>>>>>

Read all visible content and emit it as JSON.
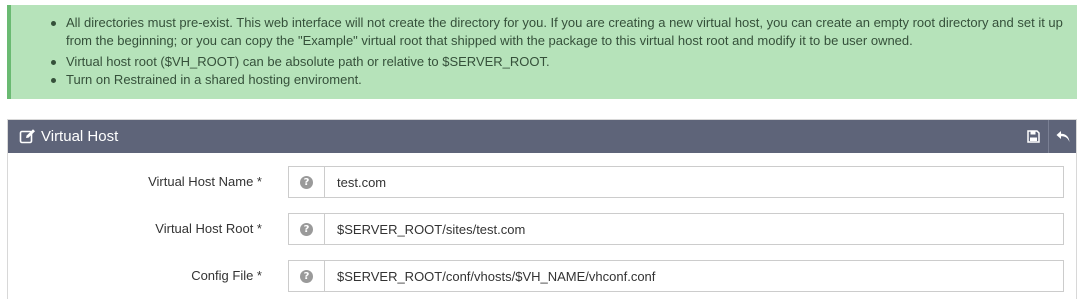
{
  "notice": {
    "items": [
      "All directories must pre-exist. This web interface will not create the directory for you. If you are creating a new virtual host, you can create an empty root directory and set it up from the beginning; or you can copy the \"Example\" virtual root that shipped with the package to this virtual host root and modify it to be user owned.",
      "Virtual host root ($VH_ROOT) can be absolute path or relative to $SERVER_ROOT.",
      "Turn on Restrained in a shared hosting enviroment."
    ]
  },
  "panel": {
    "title": "Virtual Host",
    "icons": {
      "header": "edit-icon",
      "save": "save-icon",
      "back": "undo-icon"
    }
  },
  "form": {
    "help_glyph": "?",
    "fields": [
      {
        "label": "Virtual Host Name *",
        "value": "test.com"
      },
      {
        "label": "Virtual Host Root *",
        "value": "$SERVER_ROOT/sites/test.com"
      },
      {
        "label": "Config File *",
        "value": "$SERVER_ROOT/conf/vhosts/$VH_NAME/vhconf.conf"
      }
    ]
  },
  "colors": {
    "notice_bg": "#b6e3ba",
    "notice_border": "#6aba72",
    "header_bg": "#5e6479"
  }
}
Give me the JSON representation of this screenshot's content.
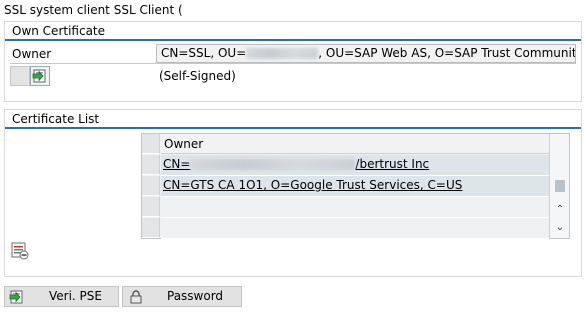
{
  "window": {
    "title": "SSL system client SSL Client ("
  },
  "own_certificate": {
    "header": "Own Certificate",
    "owner_label": "Owner",
    "owner_value_prefix": "CN=SSL, OU=",
    "owner_value_suffix": ", OU=SAP Web AS, O=SAP Trust Community,",
    "self_signed": "(Self-Signed)"
  },
  "certificate_list": {
    "header": "Certificate List",
    "column_owner": "Owner",
    "rows": [
      {
        "prefix": "CN=",
        "suffix": "/bertrust Inc"
      },
      {
        "prefix": "CN=GTS CA 1O1, O=Google Trust Services, C=US",
        "suffix": ""
      }
    ]
  },
  "buttons": {
    "veri_pse": "Veri. PSE",
    "password": "Password"
  },
  "icons": {
    "own_cert_action": "import-icon",
    "list_action": "list-detail-icon",
    "veri_pse": "verify-pse-icon",
    "password": "lock-icon"
  },
  "colors": {
    "header_underline": "#2a6fad",
    "selected_row": "#dde4ea",
    "button_bg": "#e2e2e2"
  }
}
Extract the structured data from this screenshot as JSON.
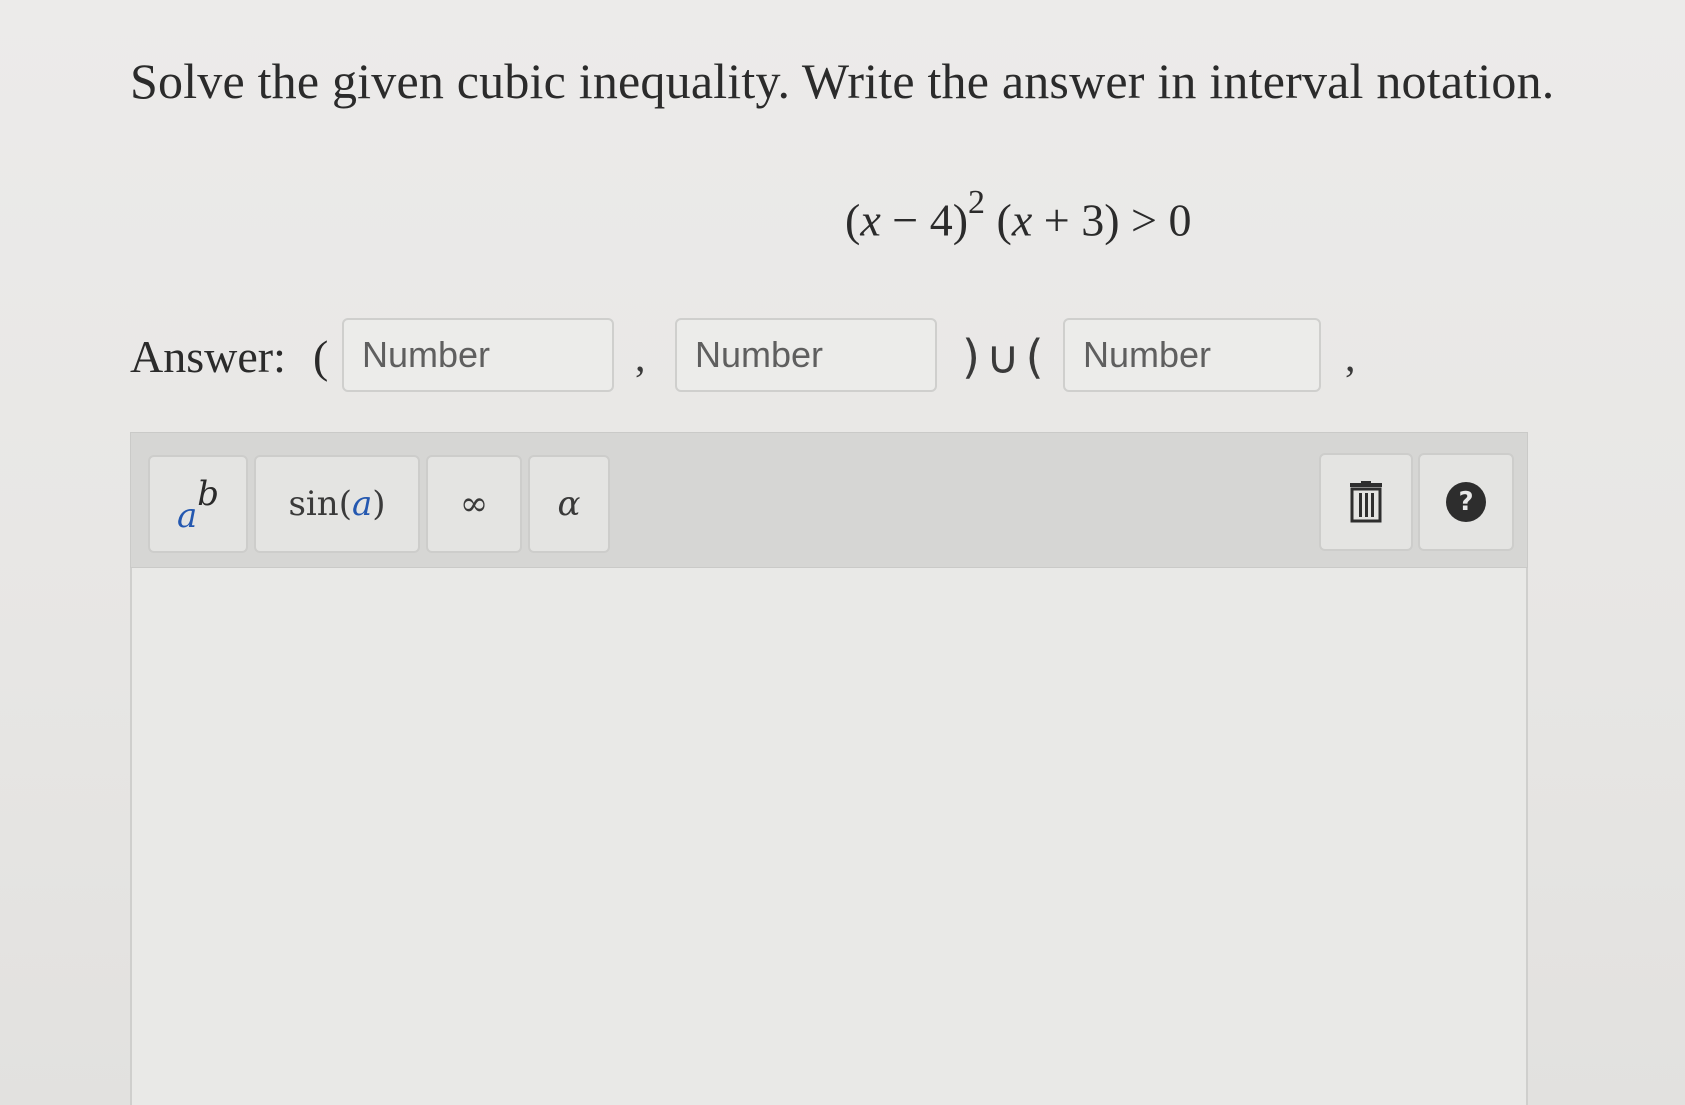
{
  "question": {
    "text": "Solve the given cubic inequality. Write the answer in interval notation."
  },
  "equation": {
    "open1": "(",
    "var1": "x",
    "minus": " − 4)",
    "exponent": "2",
    "open2": " (",
    "var2": "x",
    "plus": " + 3) > 0"
  },
  "answer": {
    "label": "Answer:",
    "open_paren": "(",
    "comma1": ",",
    "union": ")∪(",
    "comma2": ",",
    "inputs": [
      {
        "placeholder": "Number",
        "value": ""
      },
      {
        "placeholder": "Number",
        "value": ""
      },
      {
        "placeholder": "Number",
        "value": ""
      }
    ]
  },
  "toolbar": {
    "power_base": "a",
    "power_exp": "b",
    "sin_fn": "sin",
    "sin_open": " (",
    "sin_arg": "a",
    "sin_close": ")",
    "infinity": "∞",
    "alpha": "α",
    "help": "?",
    "icons": [
      "power-icon",
      "trash-icon",
      "help-icon"
    ]
  }
}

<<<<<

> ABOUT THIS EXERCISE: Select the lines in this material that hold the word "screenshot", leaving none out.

> ANSWER BELOW:
Give me the JSON representation of this screenshot's content.
Extract the structured data from this screenshot as JSON.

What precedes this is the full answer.